Posted At : December 18, 2009 1:42 PM
Market Update – It feels like the 2004 election…on Viagra
Not since the 2004 presidential election has the country been so divided. I’m not talking about abortion, Iraq or the Yankees but rather about whether the economy is on the rebound or heading back into the abyss once the governments Viagra injections into the economy wear off. Both sides have a very strong argument which is why people on either side are so vehement about their convictions.
The Bears tout that the economy is on life support and/or still enjoying its healthy dose of Viagra and will most certainly collapse once the prescription runs out. This side is hard to disagree with. The U.S. has borrowed and burdened us, the taxpayers (and our kids…and kids kids etc) with enough debt to rival that of a banana republic.
The United States government is financing its more than trillion-dollar-a-year borrowing with i.o.u.’s on terms that seem too good to be true, but that happy situation of ultralow interest rates can’t last much longer. Treasury officials face a series of headaches: mountains of new debt, a balloon of short-term borrowings that come due in the months ahead, and interest rates that are sure to climb back to normal as soon as the Federal Reserve decides that the emergency has passed. Even as Treasury officials are racing to lock in today’s low rates by exchanging short-term borrowings for long-term bonds, the government faces a payment shock similar to those that sent overstretched American homeowners into default on their mortgages.
With the national debt now topping $12 trillion, the White House estimates that the government’s tab for servicing the debt will exceed $700 billion a year in 2019, up from $202 billion this year, even if annual budget deficits shrink drastically. Other forecasters say the figure could be much higher. In concrete terms, an additional $500 billion a year in interest expense would total more than the combined federal budgets this year for education, energy, homeland security and the wars in Iraq and Afghanistan! Ouch!!
The Bulls on the other hand, continue to push the belief that the worst is behind us and the economy is on the mend. They point to the strong economic data released over the last several months as proof, and they’re right. Unemployment does seem to be leveling off (although severely high), industrial production is on the increase, the Leading Economic Indicators are looking astoundingly strong as well as a host of decent to good other reports.
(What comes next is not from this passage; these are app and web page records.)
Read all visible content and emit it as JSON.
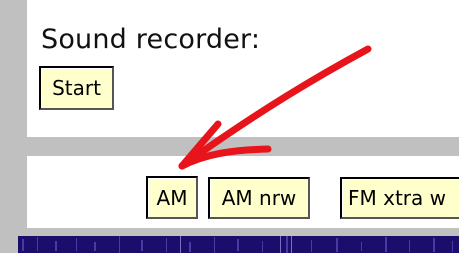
{
  "recorder": {
    "title": "Sound recorder:",
    "start_label": "Start"
  },
  "modes": {
    "am_label": "AM",
    "am_narrow_label": "AM nrw",
    "fm_extra_wide_label": "FM xtra w"
  },
  "colors": {
    "background": "#c0c0c0",
    "panel": "#ffffff",
    "button_face": "#ffffcc",
    "annotation_arrow": "#e8141b",
    "waterfall": "#1a0d6b"
  }
}
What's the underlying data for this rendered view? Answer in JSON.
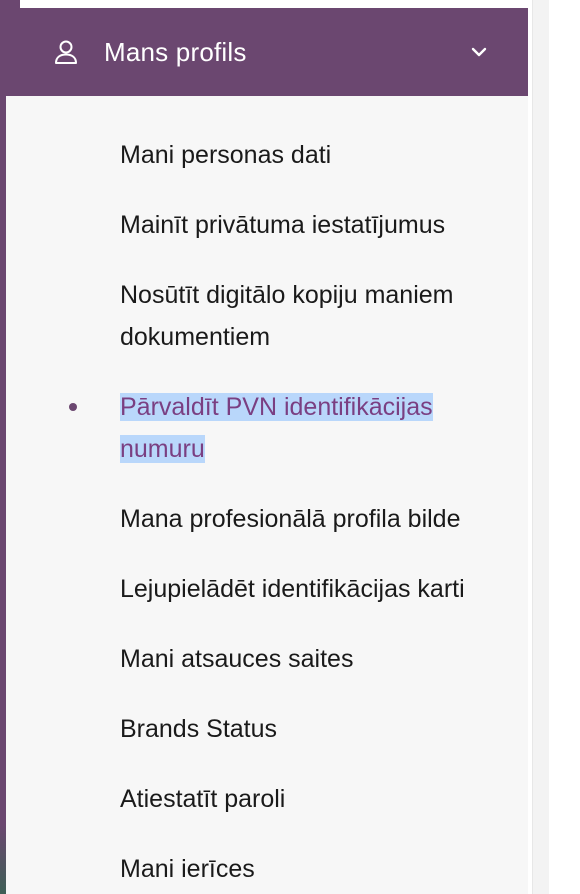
{
  "header": {
    "title": "Mans profils",
    "icon": "user-icon",
    "expand_icon": "chevron-down-icon"
  },
  "menu": {
    "items": [
      {
        "label": "Mani personas dati",
        "active": false
      },
      {
        "label": "Mainīt privātuma iestatījumus",
        "active": false
      },
      {
        "label": "Nosūtīt digitālo kopiju maniem dokumentiem",
        "active": false
      },
      {
        "label": "Pārvaldīt PVN identifikācijas numuru",
        "active": true
      },
      {
        "label": "Mana profesionālā profila bilde",
        "active": false
      },
      {
        "label": "Lejupielādēt identifikācijas karti",
        "active": false
      },
      {
        "label": "Mani atsauces saites",
        "active": false
      },
      {
        "label": "Brands Status",
        "active": false
      },
      {
        "label": "Atiestatīt paroli",
        "active": false
      },
      {
        "label": "Mani ierīces",
        "active": false
      }
    ]
  },
  "colors": {
    "header_bg": "#6b4770",
    "active_text": "#7a3f82",
    "active_highlight": "#b9d7fb",
    "panel_bg": "#f7f7f7"
  }
}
The best support for the bullish cause comes from shear momentum. The market is rising and is usually a pretty good gauge of future economic activity. This bull market rally is hitting the ninth month mark, and looking at the past twelve market cycles of the past +4 decades, it is still young as the average bull market lasted almost twenty nine months.
With the Fed keeping rates artificially low, there is an enormous amount of liquidity available, which is critical. In very simple terms, the two most important things for investing is: “don’t fight the tape and don’t fight the fed”.
Is this another bubble in the making? Almost certainly. I discuss this bubble in my September 11th Market Update: Building another bubble…it’s a Hubba Bubba nightmare. Click the link to read –
For the immediate term, the market looks strong and heading higher. However, the rally is beginning to show signs of aging. Over the last few months we have been seeing the shift from small caps to large caps, which is typical of the latter stages. More recently over the past few weeks, the DJI, S&P 500 and NY Comp. Index have been advancing to new highs on lower volume, while breadth and momentum indicators have shown signs of increasingly selective strength. This puts the rally into phase 2, a much more selective (and dangerous) environment for investors, but not one to avoid as long as you hold the proper investments. That said, every investor must have an exit strategy as there will definitely be a time to go to cash.
For the longer term, the demographic cycle of the aging baby boomer, which is turning from net spender to net saver, is the biggest obstacle. This is a natural demographic cycle that happens every 40 years or so, but the government seems to have a short memory while the people even shorter. I suppose if it’s not an election year problem, it’s not a problem. This is precisely what Japan experienced throughout the 1990s and 2000s. The Land of the Rising Sun has yet to recover from its credit bubble of the late 1980s, and the country’s aging demographics virtually insure that it will linger for some time. This is what a modern-day depression looks like. The economy does not tumble year after year; it stalls out. It contracts by, say, a percent or two one year, then returns to tepid growth for a year or two before falling into contraction again and again.
(I discuss the long term economic forecast and the current demographic situation in depth in my landmark special report: An Economic Tsunami Lies Ahead, which is as pertinent today’s as when it was first published. For a complimentary copy, click the link, (ET Link) reply back or give me a call. We now have it in pdf format, so it can be emailed to you.)
*The reality of the situation is that both sides are right! Just like Viagra, the stimulus can’t last forever….but it can make for a very fun and productive now.
So in conclusion and pertaining to the 2004 election, the Bears win the popular vote while the Bulls get the electoral vote.